Some right wing groups claim that Sotomayor is a judicial activist who will bend the law based on her own personal views.
Wendy Long of The Judicial Confirmation Network, a conservative-leaning organization involved with judicial nominations, sent a letter to Senators yesterday outlining these concerns:
“Judge Sotomayor challenges the belief that the law needs to be knowable and predictable . . .”
Long accused Sotomayor of embracing judicial activism, and claims that “when judges drive such change, based not on the written Constitution and laws enacted by the people, judges use their own sense of personal "justice," based on their own experiences, personal views, feelings, and backgrounds.”
Sadly, the facts get in the way of Long’s argument. Take, for instance, Sotomayor’s ruling in the case of Pappas v. Giuliani. In short, the case involved Thomas Pappas, an employee of the New York City Police Department, who was fired for mailing racially offensive, anonymous letters to organizations that had solicited him for donations.
A reverse-racist, judicial activist, such as Sotomayor, must have ruled in favor of the city, claiming that Thomas violated the rights of others through his offensive remarks, right?
Wrong. It turns out that Judge Sotomayor did exactly what Wendy Long would have wanted―she made her ruling based “on the written Constitution and laws enacted by the people.” Citing the NYCLU’s briefing on the case, Sotomayor and her Second Circuit panel concluded that:
“The reduced free-speech protections accorded to public-employee speech related to the workplace also extended to private and anonymous speech by employees that took place away from the workplace and that was unrelated to the workplace”

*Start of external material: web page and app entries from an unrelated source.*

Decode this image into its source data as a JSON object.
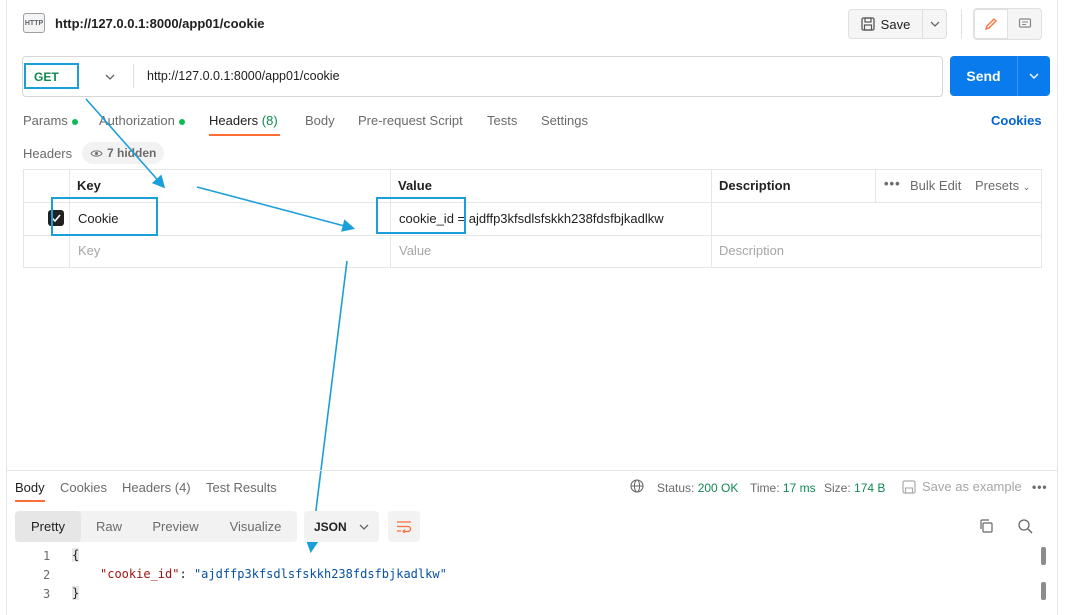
{
  "request": {
    "badge": "HTTP",
    "title": "http://127.0.0.1:8000/app01/cookie",
    "save_label": "Save",
    "method": "GET",
    "url": "http://127.0.0.1:8000/app01/cookie",
    "send_label": "Send"
  },
  "tabs": {
    "params": "Params",
    "authorization": "Authorization",
    "headers": "Headers",
    "headers_count": "(8)",
    "body": "Body",
    "prerequest": "Pre-request Script",
    "tests": "Tests",
    "settings": "Settings",
    "cookies": "Cookies"
  },
  "headers_section": {
    "label": "Headers",
    "hidden": "7 hidden"
  },
  "table": {
    "col_key": "Key",
    "col_value": "Value",
    "col_description": "Description",
    "bulk_edit": "Bulk Edit",
    "presets": "Presets",
    "row_key": "Cookie",
    "row_value": "cookie_id = ajdffp3kfsdlsfskkh238fdsfbjkadlkw",
    "ph_key": "Key",
    "ph_value": "Value",
    "ph_description": "Description"
  },
  "response": {
    "tab_body": "Body",
    "tab_cookies": "Cookies",
    "tab_headers": "Headers (4)",
    "tab_tests": "Test Results",
    "status_label": "Status:",
    "status_value": "200 OK",
    "time_label": "Time:",
    "time_value": "17 ms",
    "size_label": "Size:",
    "size_value": "174 B",
    "save_example": "Save as example",
    "view_pretty": "Pretty",
    "view_raw": "Raw",
    "view_preview": "Preview",
    "view_visualize": "Visualize",
    "format": "JSON",
    "lines": [
      "1",
      "2",
      "3"
    ],
    "open_brace": "{",
    "json_key": "\"cookie_id\"",
    "json_colon": ": ",
    "json_value": "\"ajdffp3kfsdlsfskkh238fdsfbjkadlkw\"",
    "close_brace": "}"
  },
  "colors": {
    "accent_orange": "#ff6c37",
    "send_blue": "#097bed",
    "method_green": "#0f8a52",
    "annotation_blue": "#1b9fd9"
  }
}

Rather than let her personal beliefs get in the way of her ruling, Sotomayor upheld one of America's oldest laws by defending a bigot’s right to be a bigot.